A few miles above Chin-yuen the river enters a rocky gorge, and the marvellous beauty of the scenery rivets me to the spot in wondering contemplation for an hour. It is the same picture of rocky mountains, blue water, junks, bridges, temples, and people, one sometimes sees on sets of chinaware. Never was water so intensely blue, or sand so dazzlingly white, as the Pi-kiang at the entrance to this gorge this sunny morning; on its sky-blue bosom float junks and sampans, their curious sails appearing and disappearing around a bend in the canon. The brown battlemented cliffs are relieved by scattering pines, and in the interstices by dense thickets of bamboo; temples, pagodas, and a village complete a scene that will be long remembered as one of the loveliest bits of scenery the whole world round.
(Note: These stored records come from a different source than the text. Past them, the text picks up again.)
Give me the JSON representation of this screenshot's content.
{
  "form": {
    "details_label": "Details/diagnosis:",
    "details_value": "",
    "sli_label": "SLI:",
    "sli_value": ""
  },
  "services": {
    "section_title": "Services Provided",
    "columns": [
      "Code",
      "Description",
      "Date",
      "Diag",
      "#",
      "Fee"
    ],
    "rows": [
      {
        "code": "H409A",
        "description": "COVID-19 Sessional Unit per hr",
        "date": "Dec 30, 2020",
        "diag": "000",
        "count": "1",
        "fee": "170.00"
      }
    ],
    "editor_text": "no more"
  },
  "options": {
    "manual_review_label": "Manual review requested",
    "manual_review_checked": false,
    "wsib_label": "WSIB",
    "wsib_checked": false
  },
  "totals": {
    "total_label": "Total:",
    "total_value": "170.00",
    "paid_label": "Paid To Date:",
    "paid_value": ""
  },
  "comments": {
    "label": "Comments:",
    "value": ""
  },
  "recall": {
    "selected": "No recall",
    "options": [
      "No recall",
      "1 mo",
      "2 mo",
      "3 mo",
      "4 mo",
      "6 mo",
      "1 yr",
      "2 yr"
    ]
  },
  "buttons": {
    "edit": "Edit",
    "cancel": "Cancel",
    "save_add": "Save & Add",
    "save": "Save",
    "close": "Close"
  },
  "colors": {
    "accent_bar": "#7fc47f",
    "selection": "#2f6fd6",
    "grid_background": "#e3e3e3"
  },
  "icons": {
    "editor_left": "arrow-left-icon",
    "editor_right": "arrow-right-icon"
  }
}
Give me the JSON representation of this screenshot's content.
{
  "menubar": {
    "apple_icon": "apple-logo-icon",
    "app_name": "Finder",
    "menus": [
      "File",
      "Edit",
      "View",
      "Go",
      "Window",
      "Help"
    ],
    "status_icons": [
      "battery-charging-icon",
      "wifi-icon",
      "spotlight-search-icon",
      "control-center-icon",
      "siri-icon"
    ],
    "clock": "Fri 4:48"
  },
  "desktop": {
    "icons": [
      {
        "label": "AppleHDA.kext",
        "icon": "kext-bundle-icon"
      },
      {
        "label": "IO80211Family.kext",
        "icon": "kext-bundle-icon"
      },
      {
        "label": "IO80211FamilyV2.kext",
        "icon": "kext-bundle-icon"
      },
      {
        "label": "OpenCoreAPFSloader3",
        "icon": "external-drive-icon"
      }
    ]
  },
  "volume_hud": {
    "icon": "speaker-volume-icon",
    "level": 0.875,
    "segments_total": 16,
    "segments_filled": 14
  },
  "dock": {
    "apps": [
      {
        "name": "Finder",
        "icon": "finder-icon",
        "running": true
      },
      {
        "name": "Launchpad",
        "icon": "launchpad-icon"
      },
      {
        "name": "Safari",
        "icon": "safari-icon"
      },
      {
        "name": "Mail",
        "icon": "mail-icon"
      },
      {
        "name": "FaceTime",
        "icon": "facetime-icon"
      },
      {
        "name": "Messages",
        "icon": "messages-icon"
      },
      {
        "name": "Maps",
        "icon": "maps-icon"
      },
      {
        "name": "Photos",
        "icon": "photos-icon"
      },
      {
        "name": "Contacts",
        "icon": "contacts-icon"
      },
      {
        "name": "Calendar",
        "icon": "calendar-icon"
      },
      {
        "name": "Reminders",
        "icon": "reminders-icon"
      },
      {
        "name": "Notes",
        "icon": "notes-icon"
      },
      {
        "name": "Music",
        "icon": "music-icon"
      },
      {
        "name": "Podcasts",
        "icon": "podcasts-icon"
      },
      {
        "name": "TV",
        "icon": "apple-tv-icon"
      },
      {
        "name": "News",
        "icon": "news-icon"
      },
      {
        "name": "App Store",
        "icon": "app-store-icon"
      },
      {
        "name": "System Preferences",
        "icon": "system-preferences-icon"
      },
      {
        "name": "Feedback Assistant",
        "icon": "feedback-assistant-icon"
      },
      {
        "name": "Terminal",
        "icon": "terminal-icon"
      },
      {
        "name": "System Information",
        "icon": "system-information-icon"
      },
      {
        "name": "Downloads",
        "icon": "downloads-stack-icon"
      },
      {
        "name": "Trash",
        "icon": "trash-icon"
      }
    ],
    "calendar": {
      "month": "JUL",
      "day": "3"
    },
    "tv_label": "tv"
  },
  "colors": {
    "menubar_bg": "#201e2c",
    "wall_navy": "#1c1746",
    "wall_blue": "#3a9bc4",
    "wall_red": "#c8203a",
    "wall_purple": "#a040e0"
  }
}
The scene is pre-eminently characteristic, and after seeing it, one no longer misunderstands the Chinaman who persists in thinking his country the great middle kingdom of landscape beauty and sunshine, compared to which all others are - "regions of mist and snow."
Across the creeks which occasionally join issue with the river, are erected frail and wabbly bamboo foot-rails; some of these are evidently private enterprises, as an ancient Celestial is usually on hand for the collection of tiny toll. Narrow bridges, rude steps cut in the face of the cliffs, trails along narrow ledges, over rocky ridges, down across gulches, and anon through loose shale on ticklishly sloping banks, characterize the passage through the canon. The sun is broiling hot, and my knee swollen and painful. It is barely possible to crawl along at a snail's pace by keeping my game leg stiff; bending the knee is attended with agony. Frequent rests are necessary, and an examination reveals my knee badly inflamed.
Hours are consumed in scrambling for three or four miles up and down steps, and over the most abominable course a bicycle was ever dragged, carried, up-ended and lugged over. At the end of that time I reach a temple occupying a romantic position in a rocky defile, and where a flight of steps leads down to the water's edge. All semblance of anything in the nature of a continuous path terminates at the temple, and hailing a sampan bound up stream, I obtain passage to the northern extremity of the canyon.
The sampan is towed by a team of seven coolies, harnessed to a small, strong rope made of bamboo splint. It is interesting, yet painful, to see these men clambering like goats about the rocky cliffs, sometimes as much as a hundred feet above the water; one of the number does nothing else but throw the rope over protuberant points of rock. One would naturally imagine that Chinese enterprise would be sufficient to construct something like a decent towpath through this caiion, considering the number of boats towed through it daily; but everything in China seems to be done by the main strength and awkwardness of individuals.
The boatmen seem honest-hearted fellows; at noon they invite me to participate in their frugal meal of rice and turnips. Passing sampans are greeted by the crew of our boat with the intelligence that a Fankwae is aboard; the news being invariably conveyed with a droll "ha-ha!" and received with the same. Indeed, the average Chinese river-man or agriculturist, the simple-hearted children of the water and the soil, seem to regard the Fankwae as a creature so remarkably comical, that the mere mention of him causes them to laugh.
Near the end of the canon the boat is moored at a village for the day, and my knee feeling much better from the rest, I pursue my course up the bank of the river. The bank is level in a general sense, but much cut up with small tributary creeks.